** Excerpts from an interface dataset **
------------------------------------------------------------------------

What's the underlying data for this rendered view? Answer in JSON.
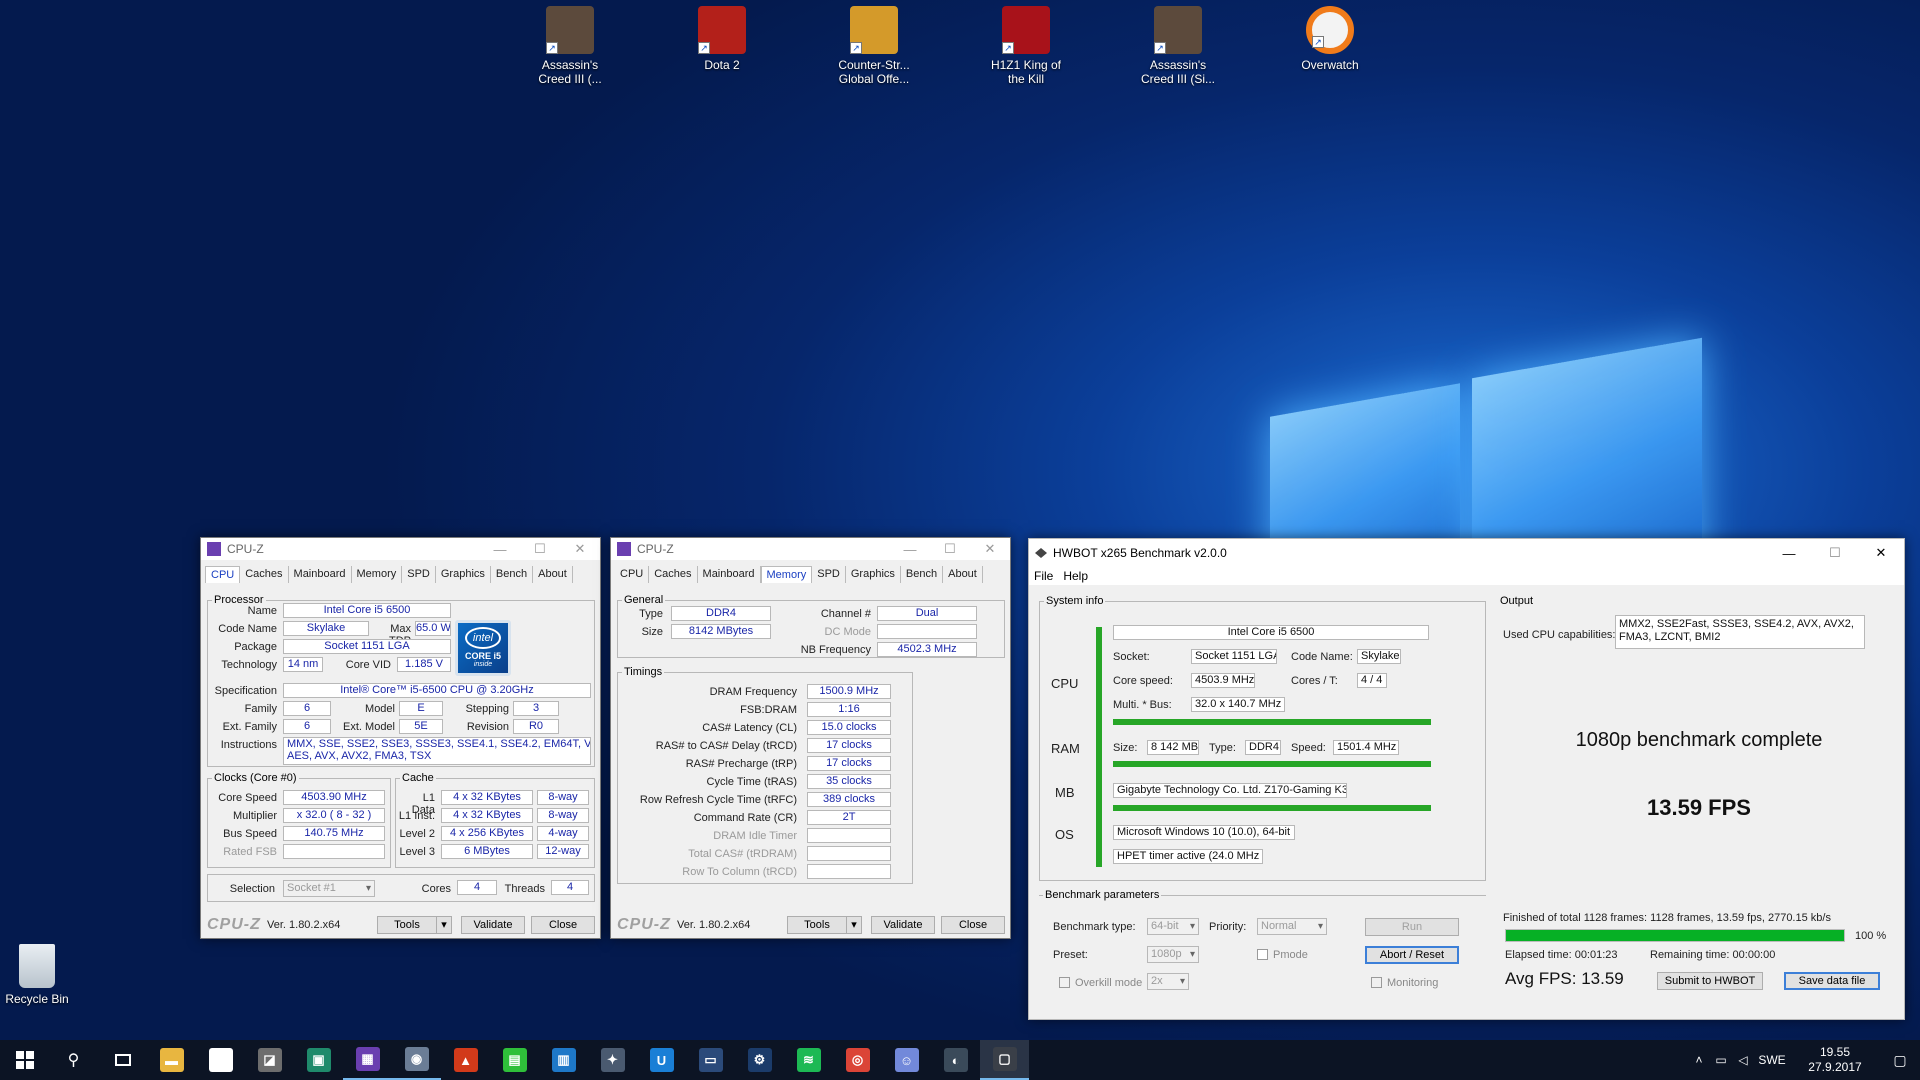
{
  "desktop": {
    "icons": [
      {
        "label": "Assassin's Creed III (...",
        "color": "#5c4a3c"
      },
      {
        "label": "Dota 2",
        "color": "#b3201a"
      },
      {
        "label": "Counter-Str... Global Offe...",
        "color": "#d49a2a"
      },
      {
        "label": "H1Z1 King of the Kill",
        "color": "#a8121a"
      },
      {
        "label": "Assassin's Creed III (Si...",
        "color": "#5c4a3c"
      },
      {
        "label": "Overwatch",
        "color": "#f3f3f3"
      }
    ],
    "recycle_bin": "Recycle Bin"
  },
  "cpuz1": {
    "title": "CPU-Z",
    "tabs": [
      "CPU",
      "Caches",
      "Mainboard",
      "Memory",
      "SPD",
      "Graphics",
      "Bench",
      "About"
    ],
    "active_tab": "CPU",
    "processor_legend": "Processor",
    "name_label": "Name",
    "name": "Intel Core i5 6500",
    "codename_label": "Code Name",
    "codename": "Skylake",
    "maxtdp_label": "Max TDP",
    "maxtdp": "65.0 W",
    "package_label": "Package",
    "package": "Socket 1151 LGA",
    "technology_label": "Technology",
    "technology": "14 nm",
    "corevid_label": "Core VID",
    "corevid": "1.185 V",
    "spec_label": "Specification",
    "spec": "Intel® Core™ i5-6500 CPU @ 3.20GHz",
    "family_label": "Family",
    "family": "6",
    "model_label": "Model",
    "model": "E",
    "stepping_label": "Stepping",
    "stepping": "3",
    "extfamily_label": "Ext. Family",
    "extfamily": "6",
    "extmodel_label": "Ext. Model",
    "extmodel": "5E",
    "revision_label": "Revision",
    "revision": "R0",
    "instructions_label": "Instructions",
    "instructions_1": "MMX, SSE, SSE2, SSE3, SSSE3, SSE4.1, SSE4.2, EM64T, VT-x,",
    "instructions_2": "AES, AVX, AVX2, FMA3, TSX",
    "clocks_legend": "Clocks (Core #0)",
    "corespeed_label": "Core Speed",
    "corespeed": "4503.90 MHz",
    "multiplier_label": "Multiplier",
    "multiplier": "x 32.0 ( 8 - 32 )",
    "busspeed_label": "Bus Speed",
    "busspeed": "140.75 MHz",
    "ratedfsb_label": "Rated FSB",
    "cache_legend": "Cache",
    "l1data_label": "L1 Data",
    "l1data": "4 x 32 KBytes",
    "l1data_way": "8-way",
    "l1inst_label": "L1 Inst.",
    "l1inst": "4 x 32 KBytes",
    "l1inst_way": "8-way",
    "l2_label": "Level 2",
    "l2": "4 x 256 KBytes",
    "l2_way": "4-way",
    "l3_label": "Level 3",
    "l3": "6 MBytes",
    "l3_way": "12-way",
    "selection_label": "Selection",
    "selection": "Socket #1",
    "cores_label": "Cores",
    "cores": "4",
    "threads_label": "Threads",
    "threads": "4",
    "logo": "CPU-Z",
    "version": "Ver. 1.80.2.x64",
    "tools": "Tools",
    "validate": "Validate",
    "close": "Close",
    "intel_ring": "intel",
    "intel_core": "CORE i5",
    "intel_inside": "inside"
  },
  "cpuz2": {
    "title": "CPU-Z",
    "tabs": [
      "CPU",
      "Caches",
      "Mainboard",
      "Memory",
      "SPD",
      "Graphics",
      "Bench",
      "About"
    ],
    "active_tab": "Memory",
    "general_legend": "General",
    "type_label": "Type",
    "type": "DDR4",
    "channel_label": "Channel #",
    "channel": "Dual",
    "size_label": "Size",
    "size": "8142 MBytes",
    "dcmode_label": "DC Mode",
    "nbfreq_label": "NB Frequency",
    "nbfreq": "4502.3 MHz",
    "timings_legend": "Timings",
    "dramfreq_label": "DRAM Frequency",
    "dramfreq": "1500.9 MHz",
    "fsbdram_label": "FSB:DRAM",
    "fsbdram": "1:16",
    "cl_label": "CAS# Latency (CL)",
    "cl": "15.0 clocks",
    "trcd_label": "RAS# to CAS# Delay (tRCD)",
    "trcd": "17 clocks",
    "trp_label": "RAS# Precharge (tRP)",
    "trp": "17 clocks",
    "tras_label": "Cycle Time (tRAS)",
    "tras": "35 clocks",
    "trfc_label": "Row Refresh Cycle Time (tRFC)",
    "trfc": "389 clocks",
    "cr_label": "Command Rate (CR)",
    "cr": "2T",
    "idle_label": "DRAM Idle Timer",
    "trdram_label": "Total CAS# (tRDRAM)",
    "trcd2_label": "Row To Column (tRCD)",
    "logo": "CPU-Z",
    "version": "Ver. 1.80.2.x64",
    "tools": "Tools",
    "validate": "Validate",
    "close": "Close"
  },
  "hwbot": {
    "title": "HWBOT x265 Benchmark v2.0.0",
    "menu_file": "File",
    "menu_help": "Help",
    "sysinfo_legend": "System info",
    "cpu_label": "CPU",
    "cpu_name": "Intel Core i5 6500",
    "socket_label": "Socket:",
    "socket": "Socket 1151 LGA",
    "codename_label": "Code Name:",
    "codename": "Skylake",
    "corespeed_label": "Core speed:",
    "corespeed": "4503.9 MHz",
    "corest_label": "Cores / T:",
    "corest": "4 / 4",
    "multibus_label": "Multi. * Bus:",
    "multibus": "32.0 x 140.7 MHz",
    "ram_label": "RAM",
    "ramsize_label": "Size:",
    "ramsize": "8 142 MB",
    "ramtype_label": "Type:",
    "ramtype": "DDR4",
    "ramspeed_label": "Speed:",
    "ramspeed": "1501.4 MHz",
    "mb_label": "MB",
    "mb": "Gigabyte Technology Co. Ltd. Z170-Gaming K3",
    "os_label": "OS",
    "os": "Microsoft Windows 10 (10.0), 64-bit",
    "hpet": "HPET timer active (24.0 MHz )",
    "params_legend": "Benchmark parameters",
    "benchtype_label": "Benchmark type:",
    "benchtype": "64-bit",
    "priority_label": "Priority:",
    "priority": "Normal",
    "run": "Run",
    "preset_label": "Preset:",
    "preset": "1080p",
    "pmode_label": "Pmode",
    "abort": "Abort / Reset",
    "overkill_label": "Overkill mode",
    "overkill": "2x",
    "monitoring_label": "Monitoring",
    "output_legend": "Output",
    "caps_label": "Used CPU capabilities:",
    "caps_1": "MMX2, SSE2Fast, SSSE3, SSE4.2, AVX, AVX2,",
    "caps_2": "FMA3, LZCNT, BMI2",
    "complete": "1080p benchmark complete",
    "fps": "13.59 FPS",
    "finished": "Finished of total 1128 frames: 1128 frames, 13.59 fps,  2770.15 kb/s",
    "progress_pct": 100,
    "progress_text": "100 %",
    "elapsed": "Elapsed time: 00:01:23",
    "remaining": "Remaining time: 00:00:00",
    "avgfps": "Avg FPS: 13.59",
    "submit": "Submit to HWBOT",
    "save": "Save data file"
  },
  "taskbar": {
    "lang": "SWE",
    "time": "19.55",
    "date": "27.9.2017",
    "apps": [
      {
        "icon": "file-explorer-icon",
        "color": "#e8b640",
        "glyph": "▬"
      },
      {
        "icon": "steam-icon",
        "color": "#ffffff",
        "glyph": "⚙"
      },
      {
        "icon": "gpu-tool-icon",
        "color": "#6d6d6d",
        "glyph": "◪"
      },
      {
        "icon": "monitor-app-icon",
        "color": "#1f8a6b",
        "glyph": "▣"
      },
      {
        "icon": "cpuz-icon",
        "color": "#6a3fb0",
        "glyph": "▦"
      },
      {
        "icon": "hwbot-icon",
        "color": "#6b7d96",
        "glyph": "◉"
      },
      {
        "icon": "burn-test-icon",
        "color": "#d23a1a",
        "glyph": "▲"
      },
      {
        "icon": "stats-app-icon",
        "color": "#2fbf3a",
        "glyph": "▤"
      },
      {
        "icon": "chart-app-icon",
        "color": "#1e78c8",
        "glyph": "▥"
      },
      {
        "icon": "game-app-icon",
        "color": "#4a5a70",
        "glyph": "✦"
      },
      {
        "icon": "uplay-icon",
        "color": "#1a7fd6",
        "glyph": "U"
      },
      {
        "icon": "media-app-icon",
        "color": "#2b4a7a",
        "glyph": "▭"
      },
      {
        "icon": "steam-client-icon",
        "color": "#1b3b6a",
        "glyph": "⚙"
      },
      {
        "icon": "spotify-icon",
        "color": "#1db954",
        "glyph": "≋"
      },
      {
        "icon": "chrome-icon",
        "color": "#db4437",
        "glyph": "◎"
      },
      {
        "icon": "discord-icon",
        "color": "#7289da",
        "glyph": "☺"
      },
      {
        "icon": "audio-app-icon",
        "color": "#3a4a5a",
        "glyph": "◐"
      },
      {
        "icon": "benchmark-app-icon",
        "color": "#3a3f48",
        "glyph": "▢"
      }
    ]
  }
}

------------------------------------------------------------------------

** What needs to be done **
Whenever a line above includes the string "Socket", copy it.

** Worked solution **
    "package": "Socket 1151 LGA",
    "selection": "Socket #1",
    "socket_label": "Socket:",
    "socket": "Socket 1151 LGA",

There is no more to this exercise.